On May 19, two sets of complaints were filed in California and Illinois, each with similar charges being leveled at the corporation (via The Mercury News). The West Coast accusers, from Los Angeles, Monterey Park, and San Jose, "filed with the California Labor & Workforce Development Agency and CAL/OSHA," allowing McDonald's a window of 33 days to make corrections — if not, the company could be sued by California or the workers themselves "for each violation committed against each employee."

The problem, they say, is that the fast-food outlet continued "engaging in a pattern of behavior" wherein employees were not properly protected in the face of COVID-19, leading to unsafe conditions (via Law360). According to The Mercury News, those alleged behaviors include employees not being notified that co-workers had shown symptoms of or had been diagnosed with the virus, which then spread to others.

Behind the Chicago lawsuit against McDonald's

While the California charges give McDonald's time for corrections, five employees in Chicago upped the ante with a class-action lawsuit for "failing to adopt government safety guidance on COVID-19 and endangering employees and their families" (via Reuters). In addition to not informing co-workers about an ill employee, the company is also accused of not supplying sufficient hand sanitizer, face masks, and gloves for staff.

The Hill notes that the accusers are requesting an injunction from the Illinois state court to prohibit employees from reusing masks, require face masks for customers, and force the company to inform staff of any positive COVID-19 cases among co-workers. Furthermore, the employees charge that they've not "received training on how to protect themselves or customers," while cramped workspaces like kitchens "make it nearly impossible to practice social distancing" (via CNBC).

As Restaurant Dive reports, McDonald's recently penned a 59-page guide to reopening stores in the wake of COVID-based lockdowns, with "a new nationwide standard on employee training," and the company denies wrongdoing.
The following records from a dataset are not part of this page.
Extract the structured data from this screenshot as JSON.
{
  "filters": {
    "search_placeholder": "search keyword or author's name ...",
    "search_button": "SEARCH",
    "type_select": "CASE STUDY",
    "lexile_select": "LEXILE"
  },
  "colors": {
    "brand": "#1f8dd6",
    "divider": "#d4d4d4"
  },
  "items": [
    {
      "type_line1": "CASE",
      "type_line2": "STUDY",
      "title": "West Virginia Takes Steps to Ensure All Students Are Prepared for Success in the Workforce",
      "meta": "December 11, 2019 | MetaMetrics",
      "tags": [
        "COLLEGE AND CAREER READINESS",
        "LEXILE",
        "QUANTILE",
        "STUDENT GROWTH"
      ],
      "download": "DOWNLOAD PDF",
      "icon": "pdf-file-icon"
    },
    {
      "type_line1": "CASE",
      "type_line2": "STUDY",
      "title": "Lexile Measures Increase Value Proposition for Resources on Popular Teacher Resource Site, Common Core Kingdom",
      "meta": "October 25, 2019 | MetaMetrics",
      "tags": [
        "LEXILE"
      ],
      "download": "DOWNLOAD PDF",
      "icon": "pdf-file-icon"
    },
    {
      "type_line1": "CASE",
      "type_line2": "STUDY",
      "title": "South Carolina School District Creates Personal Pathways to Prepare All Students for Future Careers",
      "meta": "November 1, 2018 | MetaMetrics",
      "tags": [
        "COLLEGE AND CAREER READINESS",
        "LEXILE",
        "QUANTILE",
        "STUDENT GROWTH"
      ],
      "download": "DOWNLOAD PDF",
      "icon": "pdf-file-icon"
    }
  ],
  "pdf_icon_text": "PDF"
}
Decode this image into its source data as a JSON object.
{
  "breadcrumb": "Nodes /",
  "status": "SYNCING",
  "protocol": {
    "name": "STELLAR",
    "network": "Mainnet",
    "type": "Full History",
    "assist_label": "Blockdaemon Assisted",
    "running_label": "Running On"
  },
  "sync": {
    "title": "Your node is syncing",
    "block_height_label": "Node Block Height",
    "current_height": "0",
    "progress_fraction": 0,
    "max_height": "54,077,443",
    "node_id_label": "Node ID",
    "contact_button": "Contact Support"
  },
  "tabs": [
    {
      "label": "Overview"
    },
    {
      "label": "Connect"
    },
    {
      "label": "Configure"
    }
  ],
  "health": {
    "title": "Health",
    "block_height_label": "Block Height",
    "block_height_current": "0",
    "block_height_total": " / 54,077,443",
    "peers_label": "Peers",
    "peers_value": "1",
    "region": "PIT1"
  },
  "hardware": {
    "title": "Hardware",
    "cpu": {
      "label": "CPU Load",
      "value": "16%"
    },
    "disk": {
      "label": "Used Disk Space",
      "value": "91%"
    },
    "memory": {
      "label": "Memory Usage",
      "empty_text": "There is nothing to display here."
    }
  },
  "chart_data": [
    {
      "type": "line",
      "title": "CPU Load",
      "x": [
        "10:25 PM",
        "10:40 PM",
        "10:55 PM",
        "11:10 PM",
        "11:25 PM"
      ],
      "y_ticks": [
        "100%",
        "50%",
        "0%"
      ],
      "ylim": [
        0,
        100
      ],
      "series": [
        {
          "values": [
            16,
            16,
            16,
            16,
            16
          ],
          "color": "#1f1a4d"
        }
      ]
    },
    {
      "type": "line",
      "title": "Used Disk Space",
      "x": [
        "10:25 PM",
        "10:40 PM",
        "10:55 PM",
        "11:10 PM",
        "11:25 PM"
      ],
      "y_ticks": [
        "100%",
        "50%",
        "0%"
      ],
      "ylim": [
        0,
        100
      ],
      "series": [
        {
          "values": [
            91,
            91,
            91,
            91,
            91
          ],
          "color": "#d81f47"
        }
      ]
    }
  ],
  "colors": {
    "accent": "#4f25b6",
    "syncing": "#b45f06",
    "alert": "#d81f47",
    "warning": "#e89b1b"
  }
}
McDonald's USA said in a statement excerpted in The Hill, "Crew and managers are the heart and soul of the restaurants in which they work, and their safety and well-being is a top priority that guides our decision making .... These include wellness checks, protective barriers, adhering to social distancing guidelines for customers and crew, using gloves and masks, increasing the frequency of hand washing, and moving to contactless operations."